> **WORK REQUIRED**
Exactly as written, please repeat the data that follows, but not the pictures.

================================

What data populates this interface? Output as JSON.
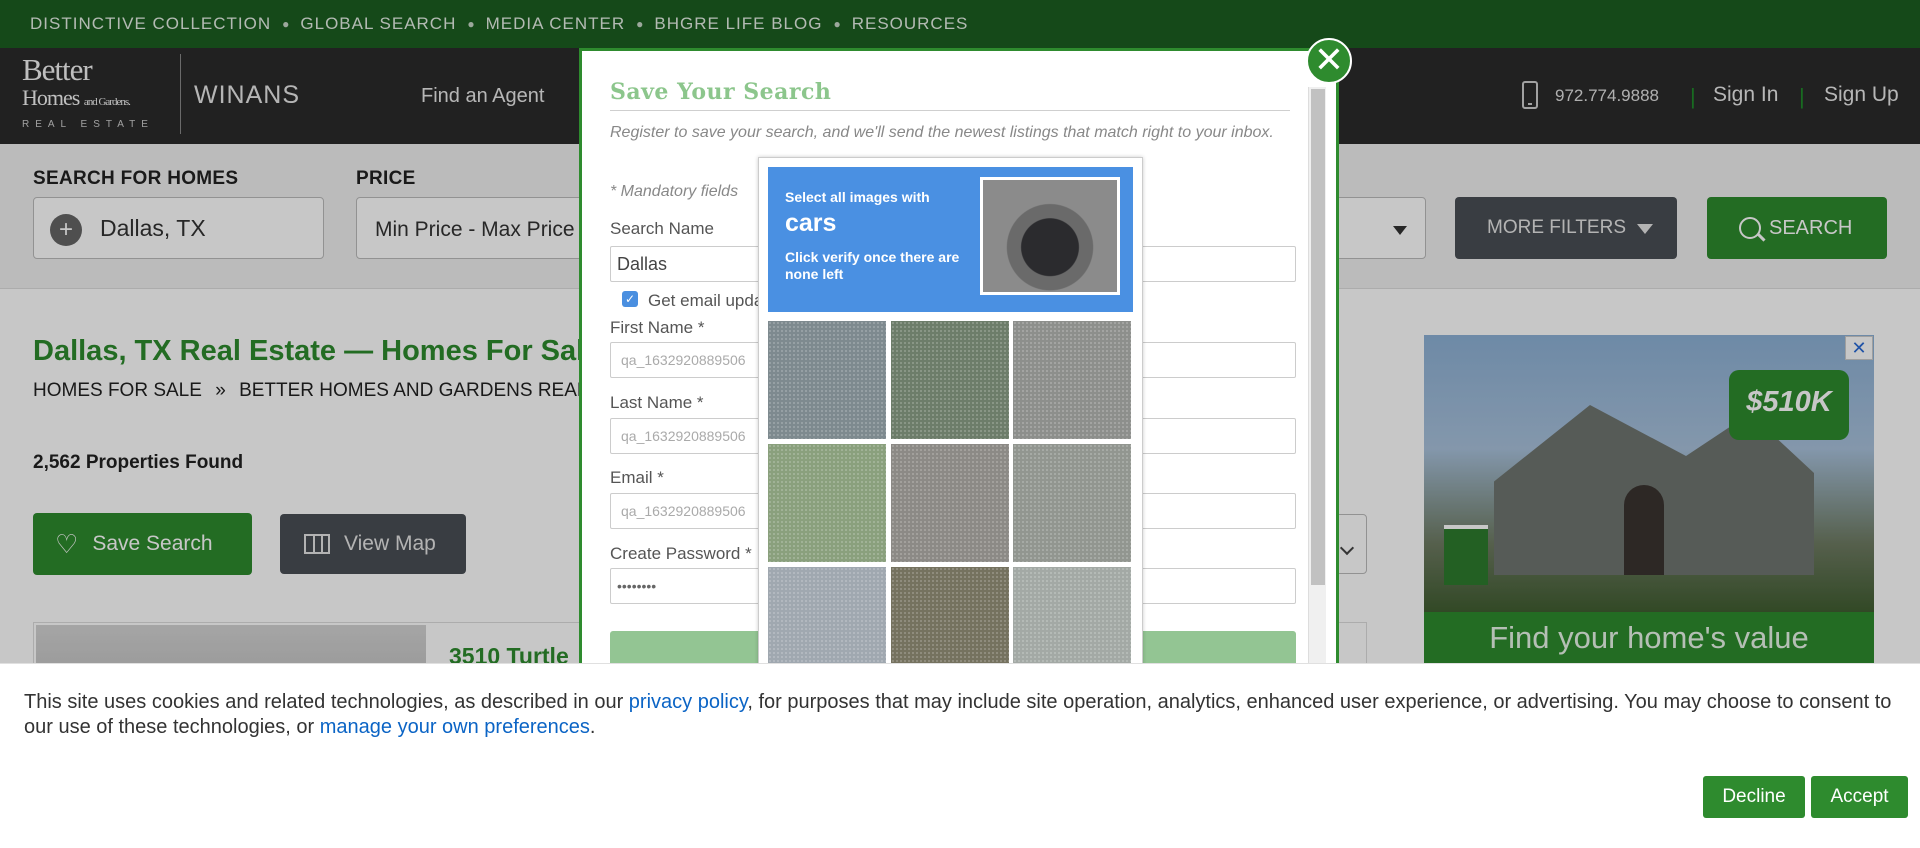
{
  "topbar": {
    "links": [
      "DISTINCTIVE COLLECTION",
      "GLOBAL SEARCH",
      "MEDIA CENTER",
      "BHGRE LIFE BLOG",
      "RESOURCES"
    ]
  },
  "header": {
    "logo_line1": "Better",
    "logo_line2": "Homes and Gardens.",
    "logo_line3": "REAL ESTATE",
    "brand": "WINANS",
    "nav_find_agent": "Find an Agent",
    "phone": "972.774.9888",
    "sign_in": "Sign In",
    "sign_up": "Sign Up"
  },
  "search": {
    "homes_label": "SEARCH FOR HOMES",
    "location": "Dallas, TX",
    "price_label": "PRICE",
    "price_value": "Min Price  -  Max Price",
    "more_filters": "MORE FILTERS",
    "search_button": "SEARCH"
  },
  "page": {
    "title": "Dallas, TX Real Estate — Homes For Sale",
    "breadcrumb": [
      "HOMES FOR SALE",
      "BETTER HOMES AND GARDENS REAL ESTATE"
    ],
    "breadcrumb_sep": "»",
    "count": "2,562 Properties Found",
    "save_search": "Save Search",
    "view_map": "View Map",
    "listing_title": "3510 Turtle"
  },
  "ad": {
    "price": "$510K",
    "cta": "Find your home's value",
    "close": "✕"
  },
  "modal": {
    "title": "Save Your Search",
    "description": "Register to save your search, and we'll send the newest listings that match right to your inbox.",
    "mandatory": "* Mandatory fields",
    "search_name_label": "Search Name",
    "search_name_value": "Dallas",
    "email_updates_label": "Get email updates",
    "first_name_label": "First Name *",
    "first_name_value": "qa_1632920889506",
    "last_name_label": "Last Name *",
    "last_name_value": "qa_1632920889506",
    "email_label": "Email *",
    "email_value": "qa_1632920889506",
    "password_label": "Create Password *",
    "password_value": "••••••••",
    "close": "✕"
  },
  "captcha": {
    "select_all": "Select all images with",
    "target": "cars",
    "instruction": "Click verify once there are none left",
    "tiles": 9
  },
  "cookie": {
    "text_before": "This site uses cookies and related technologies, as described in our ",
    "privacy_link": "privacy policy",
    "text_middle": ", for purposes that may include site operation, analytics, enhanced user experience, or advertising. You may choose to consent to our use of these technologies, or ",
    "preferences_link": "manage your own preferences",
    "text_after": ".",
    "decline": "Decline",
    "accept": "Accept"
  }
}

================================

> **EXERCISE RESPONSE**
What data populates this interface? Output as JSON.
{
  "topbar": {
    "links": [
      "DISTINCTIVE COLLECTION",
      "GLOBAL SEARCH",
      "MEDIA CENTER",
      "BHGRE LIFE BLOG",
      "RESOURCES"
    ]
  },
  "header": {
    "logo_line1": "Better",
    "logo_line2": "Homes and Gardens.",
    "logo_line3": "REAL ESTATE",
    "brand": "WINANS",
    "nav_find_agent": "Find an Agent",
    "phone": "972.774.9888",
    "sign_in": "Sign In",
    "sign_up": "Sign Up"
  },
  "search": {
    "homes_label": "SEARCH FOR HOMES",
    "location": "Dallas, TX",
    "price_label": "PRICE",
    "price_value": "Min Price  -  Max Price",
    "more_filters": "MORE FILTERS",
    "search_button": "SEARCH"
  },
  "page": {
    "title": "Dallas, TX Real Estate — Homes For Sale",
    "breadcrumb": [
      "HOMES FOR SALE",
      "BETTER HOMES AND GARDENS REAL ESTATE"
    ],
    "breadcrumb_sep": "»",
    "count": "2,562 Properties Found",
    "save_search": "Save Search",
    "view_map": "View Map",
    "listing_title": "3510 Turtle"
  },
  "ad": {
    "price": "$510K",
    "cta": "Find your home's value",
    "close": "✕"
  },
  "modal": {
    "title": "Save Your Search",
    "description": "Register to save your search, and we'll send the newest listings that match right to your inbox.",
    "mandatory": "* Mandatory fields",
    "search_name_label": "Search Name",
    "search_name_value": "Dallas",
    "email_updates_label": "Get email updates",
    "first_name_label": "First Name *",
    "first_name_value": "qa_1632920889506",
    "last_name_label": "Last Name *",
    "last_name_value": "qa_1632920889506",
    "email_label": "Email *",
    "email_value": "qa_1632920889506",
    "password_label": "Create Password *",
    "password_value": "••••••••",
    "close": "✕"
  },
  "captcha": {
    "select_all": "Select all images with",
    "target": "cars",
    "instruction": "Click verify once there are none left",
    "tiles": 9
  },
  "cookie": {
    "text_before": "This site uses cookies and related technologies, as described in our ",
    "privacy_link": "privacy policy",
    "text_middle": ", for purposes that may include site operation, analytics, enhanced user experience, or advertising. You may choose to consent to our use of these technologies, or ",
    "preferences_link": "manage your own preferences",
    "text_after": ".",
    "decline": "Decline",
    "accept": "Accept"
  }
}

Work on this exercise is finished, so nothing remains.